Records for this exercise.

————

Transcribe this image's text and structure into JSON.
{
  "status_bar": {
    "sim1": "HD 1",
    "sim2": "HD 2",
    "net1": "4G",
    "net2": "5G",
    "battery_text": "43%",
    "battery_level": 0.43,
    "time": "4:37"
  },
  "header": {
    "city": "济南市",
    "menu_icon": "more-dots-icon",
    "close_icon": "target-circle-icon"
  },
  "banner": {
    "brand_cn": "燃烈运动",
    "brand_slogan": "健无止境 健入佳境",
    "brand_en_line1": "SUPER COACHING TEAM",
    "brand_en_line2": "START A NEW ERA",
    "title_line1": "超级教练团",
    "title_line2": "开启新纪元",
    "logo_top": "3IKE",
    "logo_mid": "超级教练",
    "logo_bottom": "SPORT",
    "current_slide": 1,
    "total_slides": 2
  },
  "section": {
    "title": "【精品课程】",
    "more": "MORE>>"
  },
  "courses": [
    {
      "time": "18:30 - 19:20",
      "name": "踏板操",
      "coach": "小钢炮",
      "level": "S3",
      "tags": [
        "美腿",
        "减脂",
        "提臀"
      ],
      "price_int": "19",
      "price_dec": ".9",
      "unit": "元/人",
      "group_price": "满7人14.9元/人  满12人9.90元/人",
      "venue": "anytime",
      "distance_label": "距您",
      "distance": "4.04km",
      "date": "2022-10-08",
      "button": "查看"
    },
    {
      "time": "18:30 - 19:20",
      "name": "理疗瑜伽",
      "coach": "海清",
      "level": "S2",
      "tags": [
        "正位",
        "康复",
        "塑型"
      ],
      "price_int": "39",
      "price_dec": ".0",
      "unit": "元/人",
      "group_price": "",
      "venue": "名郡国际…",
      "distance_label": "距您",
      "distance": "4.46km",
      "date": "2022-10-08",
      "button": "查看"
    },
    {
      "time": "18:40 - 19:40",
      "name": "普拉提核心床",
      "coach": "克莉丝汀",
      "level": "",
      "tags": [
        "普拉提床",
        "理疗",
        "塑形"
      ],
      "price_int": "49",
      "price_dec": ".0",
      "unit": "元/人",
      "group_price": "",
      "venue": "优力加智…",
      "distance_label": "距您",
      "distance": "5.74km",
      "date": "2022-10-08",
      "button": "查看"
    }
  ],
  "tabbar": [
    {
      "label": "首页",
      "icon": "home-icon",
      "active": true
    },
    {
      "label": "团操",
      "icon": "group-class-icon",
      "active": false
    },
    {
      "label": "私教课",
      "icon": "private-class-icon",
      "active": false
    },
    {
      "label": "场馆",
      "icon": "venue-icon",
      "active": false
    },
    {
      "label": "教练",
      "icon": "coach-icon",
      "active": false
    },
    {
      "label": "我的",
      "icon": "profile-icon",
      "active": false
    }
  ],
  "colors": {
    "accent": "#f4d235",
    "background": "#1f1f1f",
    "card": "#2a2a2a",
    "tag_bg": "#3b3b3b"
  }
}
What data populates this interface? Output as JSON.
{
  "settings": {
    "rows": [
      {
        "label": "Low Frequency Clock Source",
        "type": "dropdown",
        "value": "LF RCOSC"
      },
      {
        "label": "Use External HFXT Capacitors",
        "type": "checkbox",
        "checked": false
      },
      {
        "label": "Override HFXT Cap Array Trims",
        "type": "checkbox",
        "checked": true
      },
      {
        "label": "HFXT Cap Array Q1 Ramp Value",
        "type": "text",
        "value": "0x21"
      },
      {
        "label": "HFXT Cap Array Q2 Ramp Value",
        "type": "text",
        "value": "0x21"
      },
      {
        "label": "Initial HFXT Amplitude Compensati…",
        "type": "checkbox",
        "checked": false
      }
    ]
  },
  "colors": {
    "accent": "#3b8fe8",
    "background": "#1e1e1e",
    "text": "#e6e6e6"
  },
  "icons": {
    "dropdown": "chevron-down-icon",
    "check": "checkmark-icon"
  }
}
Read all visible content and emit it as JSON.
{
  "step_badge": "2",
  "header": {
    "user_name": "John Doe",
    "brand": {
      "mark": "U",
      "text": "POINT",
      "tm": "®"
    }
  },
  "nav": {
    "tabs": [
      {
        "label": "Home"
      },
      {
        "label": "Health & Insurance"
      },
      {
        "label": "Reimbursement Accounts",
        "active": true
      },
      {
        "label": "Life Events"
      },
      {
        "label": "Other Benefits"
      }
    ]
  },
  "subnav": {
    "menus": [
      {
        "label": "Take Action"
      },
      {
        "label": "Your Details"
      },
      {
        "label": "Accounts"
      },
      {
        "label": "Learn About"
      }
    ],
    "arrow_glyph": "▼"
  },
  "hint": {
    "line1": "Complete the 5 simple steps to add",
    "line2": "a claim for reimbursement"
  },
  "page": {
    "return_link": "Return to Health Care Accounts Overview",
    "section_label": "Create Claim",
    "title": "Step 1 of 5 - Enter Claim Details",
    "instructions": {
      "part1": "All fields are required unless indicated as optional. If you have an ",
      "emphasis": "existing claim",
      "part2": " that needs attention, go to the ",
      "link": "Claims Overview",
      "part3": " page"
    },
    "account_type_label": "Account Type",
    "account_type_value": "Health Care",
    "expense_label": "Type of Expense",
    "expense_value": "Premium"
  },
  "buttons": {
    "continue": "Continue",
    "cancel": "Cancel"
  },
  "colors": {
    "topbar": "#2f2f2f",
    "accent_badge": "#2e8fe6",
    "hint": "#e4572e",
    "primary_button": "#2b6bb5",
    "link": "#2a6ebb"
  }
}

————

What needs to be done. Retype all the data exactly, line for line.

Finished exercise.
Transcribe this image's text and structure into JSON.
{
  "status_bar": {
    "sim1": "HD 1",
    "sim2": "HD 2",
    "net1": "4G",
    "net2": "5G",
    "battery_text": "43%",
    "battery_level": 0.43,
    "time": "4:37"
  },
  "header": {
    "city": "济南市",
    "menu_icon": "more-dots-icon",
    "close_icon": "target-circle-icon"
  },
  "banner": {
    "brand_cn": "燃烈运动",
    "brand_slogan": "健无止境 健入佳境",
    "brand_en_line1": "SUPER COACHING TEAM",
    "brand_en_line2": "START A NEW ERA",
    "title_line1": "超级教练团",
    "title_line2": "开启新纪元",
    "logo_top": "3IKE",
    "logo_mid": "超级教练",
    "logo_bottom": "SPORT",
    "current_slide": 1,
    "total_slides": 2
  },
  "section": {
    "title": "【精品课程】",
    "more": "MORE>>"
  },
  "courses": [
    {
      "time": "18:30 - 19:20",
      "name": "踏板操",
      "coach": "小钢炮",
      "level": "S3",
      "tags": [
        "美腿",
        "减脂",
        "提臀"
      ],
      "price_int": "19",
      "price_dec": ".9",
      "unit": "元/人",
      "group_price": "满7人14.9元/人  满12人9.90元/人",
      "venue": "anytime",
      "distance_label": "距您",
      "distance": "4.04km",
      "date": "2022-10-08",
      "button": "查看"
    },
    {
      "time": "18:30 - 19:20",
      "name": "理疗瑜伽",
      "coach": "海清",
      "level": "S2",
      "tags": [
        "正位",
        "康复",
        "塑型"
      ],
      "price_int": "39",
      "price_dec": ".0",
      "unit": "元/人",
      "group_price": "",
      "venue": "名郡国际…",
      "distance_label": "距您",
      "distance": "4.46km",
      "date": "2022-10-08",
      "button": "查看"
    },
    {
      "time": "18:40 - 19:40",
      "name": "普拉提核心床",
      "coach": "克莉丝汀",
      "level": "",
      "tags": [
        "普拉提床",
        "理疗",
        "塑形"
      ],
      "price_int": "49",
      "price_dec": ".0",
      "unit": "元/人",
      "group_price": "",
      "venue": "优力加智…",
      "distance_label": "距您",
      "distance": "5.74km",
      "date": "2022-10-08",
      "button": "查看"
    }
  ],
  "tabbar": [
    {
      "label": "首页",
      "icon": "home-icon",
      "active": true
    },
    {
      "label": "团操",
      "icon": "group-class-icon",
      "active": false
    },
    {
      "label": "私教课",
      "icon": "private-class-icon",
      "active": false
    },
    {
      "label": "场馆",
      "icon": "venue-icon",
      "active": false
    },
    {
      "label": "教练",
      "icon": "coach-icon",
      "active": false
    },
    {
      "label": "我的",
      "icon": "profile-icon",
      "active": false
    }
  ],
  "colors": {
    "accent": "#f4d235",
    "background": "#1f1f1f",
    "card": "#2a2a2a",
    "tag_bg": "#3b3b3b"
  }
}
What data populates this interface? Output as JSON.
{
  "settings": {
    "rows": [
      {
        "label": "Low Frequency Clock Source",
        "type": "dropdown",
        "value": "LF RCOSC"
      },
      {
        "label": "Use External HFXT Capacitors",
        "type": "checkbox",
        "checked": false
      },
      {
        "label": "Override HFXT Cap Array Trims",
        "type": "checkbox",
        "checked": true
      },
      {
        "label": "HFXT Cap Array Q1 Ramp Value",
        "type": "text",
        "value": "0x21"
      },
      {
        "label": "HFXT Cap Array Q2 Ramp Value",
        "type": "text",
        "value": "0x21"
      },
      {
        "label": "Initial HFXT Amplitude Compensati…",
        "type": "checkbox",
        "checked": false
      }
    ]
  },
  "colors": {
    "accent": "#3b8fe8",
    "background": "#1e1e1e",
    "text": "#e6e6e6"
  },
  "icons": {
    "dropdown": "chevron-down-icon",
    "check": "checkmark-icon"
  }
}
Read all visible content and emit it as JSON.
{
  "step_badge": "2",
  "header": {
    "user_name": "John Doe",
    "brand": {
      "mark": "U",
      "text": "POINT",
      "tm": "®"
    }
  },
  "nav": {
    "tabs": [
      {
        "label": "Home"
      },
      {
        "label": "Health & Insurance"
      },
      {
        "label": "Reimbursement Accounts",
        "active": true
      },
      {
        "label": "Life Events"
      },
      {
        "label": "Other Benefits"
      }
    ]
  },
  "subnav": {
    "menus": [
      {
        "label": "Take Action"
      },
      {
        "label": "Your Details"
      },
      {
        "label": "Accounts"
      },
      {
        "label": "Learn About"
      }
    ],
    "arrow_glyph": "▼"
  },
  "hint": {
    "line1": "Complete the 5 simple steps to add",
    "line2": "a claim for reimbursement"
  },
  "page": {
    "return_link": "Return to Health Care Accounts Overview",
    "section_label": "Create Claim",
    "title": "Step 1 of 5 - Enter Claim Details",
    "instructions": {
      "part1": "All fields are required unless indicated as optional. If you have an ",
      "emphasis": "existing claim",
      "part2": " that needs attention, go to the ",
      "link": "Claims Overview",
      "part3": " page"
    },
    "account_type_label": "Account Type",
    "account_type_value": "Health Care",
    "expense_label": "Type of Expense",
    "expense_value": "Premium"
  },
  "buttons": {
    "continue": "Continue",
    "cancel": "Cancel"
  },
  "colors": {
    "topbar": "#2f2f2f",
    "accent_badge": "#2e8fe6",
    "hint": "#e4572e",
    "primary_button": "#2b6bb5",
    "link": "#2a6ebb"
  }
}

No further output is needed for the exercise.